  • Regularly Clean and Disinfect: Ensure that all water systems, including cooling towers, hot tubs, and plumbing, are cleaned and disinfected regularly, following appropriate guidelines.
  • Maintain Proper Water Flow: Stagnant water can promote bacterial growth. Water should be flowing adequately in all parts of the system.
  • Monitor Water Quality: Regularly test water samples for the presence of Legionella to detect any potential contamination early.
  • Communicate with Occupants: If you manage a building or facility, inform occupants about the situation, provide guidance on recognizing symptoms, and update them on the preventive measures being taken.

What Compensation Can I Recover?

Here are some common types of compensation that may be available in a Legionella claim:

  • Medical Expenses: Compensation for all reasonable medical expenses related to the diagnosis, treatment, and rehabilitation of Legionnaires’ disease.
  • Lost Wages: If you had to miss work due to the illness, you may be entitled to compensation for the wages you lost. Additionally, if the disease results in a long-term disability that affects your ability to work, you may be able to claim future lost earnings.
  • Pain and Suffering: Compensation may be available for the physical pain and emotional distress you experienced due to contracting Legionnaires’ disease.
  • Loss of Enjoyment of Life: If the illness has diminished your ability to enjoy life or engage in activities you once loved.
  • Punitive Damages: Punitive damages are rarely awarded unless the responsible party’s actions were particularly reckless or intentional.

In cases where Legionnaires’ disease leads to a fatality, surviving family members may be entitled to compensation through a wrongful death claim. This can include compensation for funeral expenses, loss of financial support, and loss of companionship.

When Should I Contact an Attorney?

If you have been diagnosed or suspect Legionnaires’ disease, contact a Legionnaires’ Disease attorney as soon as possible. They can advise you on what steps to take, including seeking medical attention and preserving evidence for a potential claim. Legionnaires’ disease cases can be complex, especially when it comes to determining liability. If the source of the Legionella bacteria is unclear, or if multiple parties could be responsible for the contamination, an attorney can help investigate and identify who is liable. An experienced attorney will also guide you through the legal process of a Legionnaires’ disease lawsuit, protect your rights, and advocate for fair compensation on your behalf.

How Long Do I Have to File a Claim?

The time limit within which you must file a legionnaires disease claim is determined by the statute of limitations in the jurisdiction where the potential claim will be filed.

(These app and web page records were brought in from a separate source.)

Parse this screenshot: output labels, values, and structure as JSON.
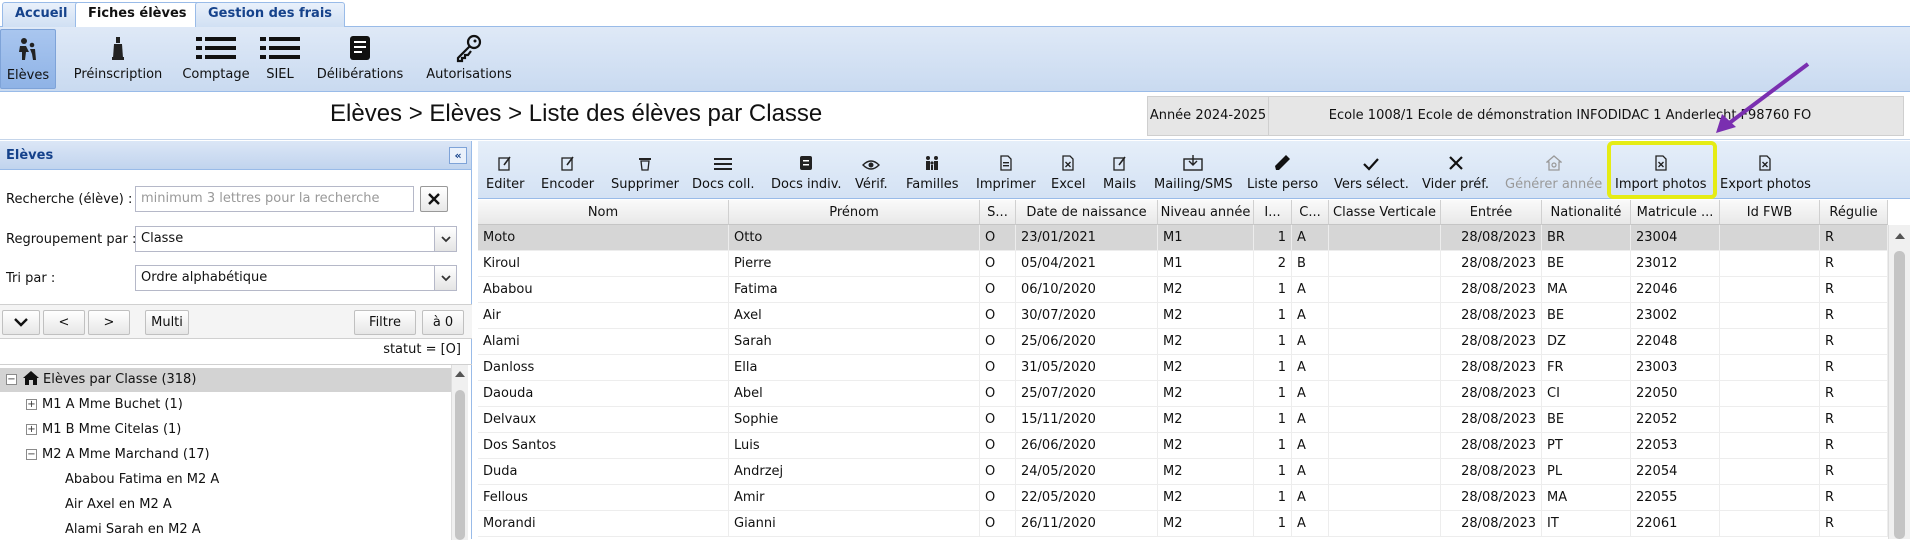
{
  "tabs": [
    {
      "label": "Accueil"
    },
    {
      "label": "Fiches élèves"
    },
    {
      "label": "Gestion des frais"
    }
  ],
  "ribbon": [
    {
      "label": "Elèves",
      "icon": "students-icon"
    },
    {
      "label": "Préinscription",
      "icon": "preregistration-icon"
    },
    {
      "label": "Comptage",
      "icon": "list-icon"
    },
    {
      "label": "SIEL",
      "icon": "list-icon"
    },
    {
      "label": "Délibérations",
      "icon": "document-icon"
    },
    {
      "label": "Autorisations",
      "icon": "key-icon"
    }
  ],
  "header": {
    "title": "Elèves > Elèves > Liste des élèves par Classe",
    "year": "Année 2024-2025",
    "school": "Ecole 1008/1 Ecole de démonstration INFODIDAC 1 Anderlecht F98760 FO"
  },
  "left_panel": {
    "title": "Elèves",
    "search_label": "Recherche (élève) :",
    "search_placeholder": "minimum 3 lettres pour la recherche",
    "group_label": "Regroupement par :",
    "group_value": "Classe",
    "sort_label": "Tri par :",
    "sort_value": "Ordre alphabétique",
    "nav": {
      "prev": "<",
      "next": ">",
      "multi": "Multi",
      "filter": "Filtre",
      "reset": "à 0"
    },
    "statut": "statut = [O]",
    "tree": [
      {
        "label": "Elèves par Classe (318)"
      },
      {
        "label": "M1 A Mme Buchet (1)"
      },
      {
        "label": "M1 B Mme Citelas (1)"
      },
      {
        "label": "M2 A Mme Marchand (17)"
      },
      {
        "label": "Ababou Fatima en M2 A"
      },
      {
        "label": "Air Axel en M2 A"
      },
      {
        "label": "Alami Sarah en M2 A"
      }
    ]
  },
  "toolbar": [
    {
      "label": "Editer",
      "icon": "edit-icon"
    },
    {
      "label": "Encoder",
      "icon": "encode-icon"
    },
    {
      "label": "Supprimer",
      "icon": "trash-icon"
    },
    {
      "label": "Docs coll.",
      "icon": "list-icon"
    },
    {
      "label": "Docs indiv.",
      "icon": "document-icon"
    },
    {
      "label": "Vérif.",
      "icon": "eye-icon"
    },
    {
      "label": "Familles",
      "icon": "family-icon"
    },
    {
      "label": "Imprimer",
      "icon": "print-icon"
    },
    {
      "label": "Excel",
      "icon": "excel-icon"
    },
    {
      "label": "Mails",
      "icon": "mail-edit-icon"
    },
    {
      "label": "Mailing/SMS",
      "icon": "mailing-icon"
    },
    {
      "label": "Liste perso",
      "icon": "pencil-icon"
    },
    {
      "label": "Vers sélect.",
      "icon": "check-icon"
    },
    {
      "label": "Vider préf.",
      "icon": "x-icon"
    },
    {
      "label": "Générer année",
      "icon": "generate-icon"
    },
    {
      "label": "Import photos",
      "icon": "photo-file-icon"
    },
    {
      "label": "Export photos",
      "icon": "photo-file-icon"
    }
  ],
  "grid": {
    "columns": [
      "Nom",
      "Prénom",
      "S...",
      "Date de naissance",
      "Niveau année",
      "I...",
      "C...",
      "Classe Verticale",
      "Entrée",
      "Nationalité",
      "Matricule ...",
      "Id FWB",
      "Régulie"
    ],
    "rows": [
      [
        "Moto",
        "Otto",
        "O",
        "23/01/2021",
        "M1",
        "1",
        "A",
        "",
        "28/08/2023",
        "BR",
        "23004",
        "",
        "R"
      ],
      [
        "Kiroul",
        "Pierre",
        "O",
        "05/04/2021",
        "M1",
        "2",
        "B",
        "",
        "28/08/2023",
        "BE",
        "23012",
        "",
        "R"
      ],
      [
        "Ababou",
        "Fatima",
        "O",
        "06/10/2020",
        "M2",
        "1",
        "A",
        "",
        "28/08/2023",
        "MA",
        "22046",
        "",
        "R"
      ],
      [
        "Air",
        "Axel",
        "O",
        "30/07/2020",
        "M2",
        "1",
        "A",
        "",
        "28/08/2023",
        "BE",
        "23002",
        "",
        "R"
      ],
      [
        "Alami",
        "Sarah",
        "O",
        "25/06/2020",
        "M2",
        "1",
        "A",
        "",
        "28/08/2023",
        "DZ",
        "22048",
        "",
        "R"
      ],
      [
        "Danloss",
        "Ella",
        "O",
        "31/05/2020",
        "M2",
        "1",
        "A",
        "",
        "28/08/2023",
        "FR",
        "23003",
        "",
        "R"
      ],
      [
        "Daouda",
        "Abel",
        "O",
        "25/07/2020",
        "M2",
        "1",
        "A",
        "",
        "28/08/2023",
        "CI",
        "22050",
        "",
        "R"
      ],
      [
        "Delvaux",
        "Sophie",
        "O",
        "15/11/2020",
        "M2",
        "1",
        "A",
        "",
        "28/08/2023",
        "BE",
        "22052",
        "",
        "R"
      ],
      [
        "Dos Santos",
        "Luis",
        "O",
        "26/06/2020",
        "M2",
        "1",
        "A",
        "",
        "28/08/2023",
        "PT",
        "22053",
        "",
        "R"
      ],
      [
        "Duda",
        "Andrzej",
        "O",
        "24/05/2020",
        "M2",
        "1",
        "A",
        "",
        "28/08/2023",
        "PL",
        "22054",
        "",
        "R"
      ],
      [
        "Fellous",
        "Amir",
        "O",
        "22/05/2020",
        "M2",
        "1",
        "A",
        "",
        "28/08/2023",
        "MA",
        "22055",
        "",
        "R"
      ],
      [
        "Morandi",
        "Gianni",
        "O",
        "26/11/2020",
        "M2",
        "1",
        "A",
        "",
        "28/08/2023",
        "IT",
        "22061",
        "",
        "R"
      ]
    ]
  },
  "colors": {
    "highlight": "#e5ec14",
    "arrow": "#7a2fb0",
    "header_blue": "#15428b"
  }
}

For example, you have two years to file a Legionnaires’ disease lawsuit in Texas. The clock starts ticking from the date you became ill or when the illness was discovered or reasonably should have been discovered. Once the statute of limitations has expired, you will not be able to pursue legal action.